“I hope she can put this thing behind her and get on with the rest of her life,” Robert Smith, a 47-year-old employee at Chicago Public Schools told reporters outside court.
Hudson, 30, rose to prominence as a 2004 “American Idol” finalist. But she became a bona fide star for her performance in the film adaptation of the musical, “Dreamgirls,” for which she won the 2007 Academy Award for Best Supporting Actress.
Hudson was the first witness prosecutors called to testify, and during her more than 30 minutes on the stand she talked about her murdered family members and spoke endearingly about her nephew, Julian King, whom she called Tugga Bear. She said she knew Balfour since the eighth grade and always deeply disliked him.
Balfour had lived in the Hudsons’ three-story Englewood home after marrying Julia Hudson in 2006. He moved out in early 2008 after falling out with his wife, but witnesses told jurors he often stalked the home.
The killings occurred the morning after Julia Hudson’s birthday, and prosecutors said he became enraged when he stopped by the home and saw a gift of balloons in the house from her new boyfriend.
After his estranged wife left for her job as a bus driver on the morning of Oct. 24, 2008, prosecutors said Balfour went back inside the home with a .45-caliber handgun and shot Hudson’s mother, Darnell Donerson, 57, in the back; he allegedly then shot Jason Hudson, 29, twice in the head as he lay in bed.
Prosecutors said Balfour then drove off in Jason Hudson’s SUV with Julian — Julia’s son, whom she called Juice Box — and shot the boy several times in the head as he lay behind a front seat. His body was found in the abandoned vehicle miles away after a three-day search.
The defense tried to counter the portrayal of Balfour as an embittered husband by noting Julia Hudson continued to have sex with him until just days before the killings.

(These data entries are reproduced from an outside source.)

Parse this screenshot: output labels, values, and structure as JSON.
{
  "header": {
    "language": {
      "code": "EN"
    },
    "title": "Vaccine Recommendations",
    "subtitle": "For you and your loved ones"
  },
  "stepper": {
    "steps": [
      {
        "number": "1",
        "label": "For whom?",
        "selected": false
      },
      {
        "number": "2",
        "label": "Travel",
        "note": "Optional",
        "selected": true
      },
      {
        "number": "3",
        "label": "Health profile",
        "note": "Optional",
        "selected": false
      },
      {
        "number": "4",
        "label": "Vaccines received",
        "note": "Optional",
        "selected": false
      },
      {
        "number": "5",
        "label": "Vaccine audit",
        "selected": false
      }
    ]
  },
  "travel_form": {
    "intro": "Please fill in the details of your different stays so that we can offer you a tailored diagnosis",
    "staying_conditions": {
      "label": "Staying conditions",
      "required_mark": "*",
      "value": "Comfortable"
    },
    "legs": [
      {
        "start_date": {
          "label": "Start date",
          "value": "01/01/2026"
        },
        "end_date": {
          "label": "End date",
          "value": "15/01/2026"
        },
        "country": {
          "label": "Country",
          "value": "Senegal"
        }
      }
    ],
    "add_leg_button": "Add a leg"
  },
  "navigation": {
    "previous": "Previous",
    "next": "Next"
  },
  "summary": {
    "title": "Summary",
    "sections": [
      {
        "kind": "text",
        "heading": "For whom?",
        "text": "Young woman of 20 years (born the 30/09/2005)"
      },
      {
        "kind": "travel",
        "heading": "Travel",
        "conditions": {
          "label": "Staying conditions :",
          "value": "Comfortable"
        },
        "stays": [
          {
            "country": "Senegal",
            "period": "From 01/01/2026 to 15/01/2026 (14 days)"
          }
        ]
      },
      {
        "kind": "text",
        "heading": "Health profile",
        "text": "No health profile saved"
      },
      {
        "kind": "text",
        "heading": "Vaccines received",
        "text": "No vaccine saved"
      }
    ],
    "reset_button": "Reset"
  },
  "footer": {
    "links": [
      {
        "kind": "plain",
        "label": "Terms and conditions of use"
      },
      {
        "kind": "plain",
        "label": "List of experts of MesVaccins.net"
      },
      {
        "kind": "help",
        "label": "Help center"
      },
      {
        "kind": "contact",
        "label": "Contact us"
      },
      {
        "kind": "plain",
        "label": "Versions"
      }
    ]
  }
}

In heated closings Wednesday, Thompson, almost shouting, said prosecutors had failed to prove their case. Prosecutor James McKay shot back that the defense was exploiting a popular misunderstanding that circumstantial evidence is lesser evidence.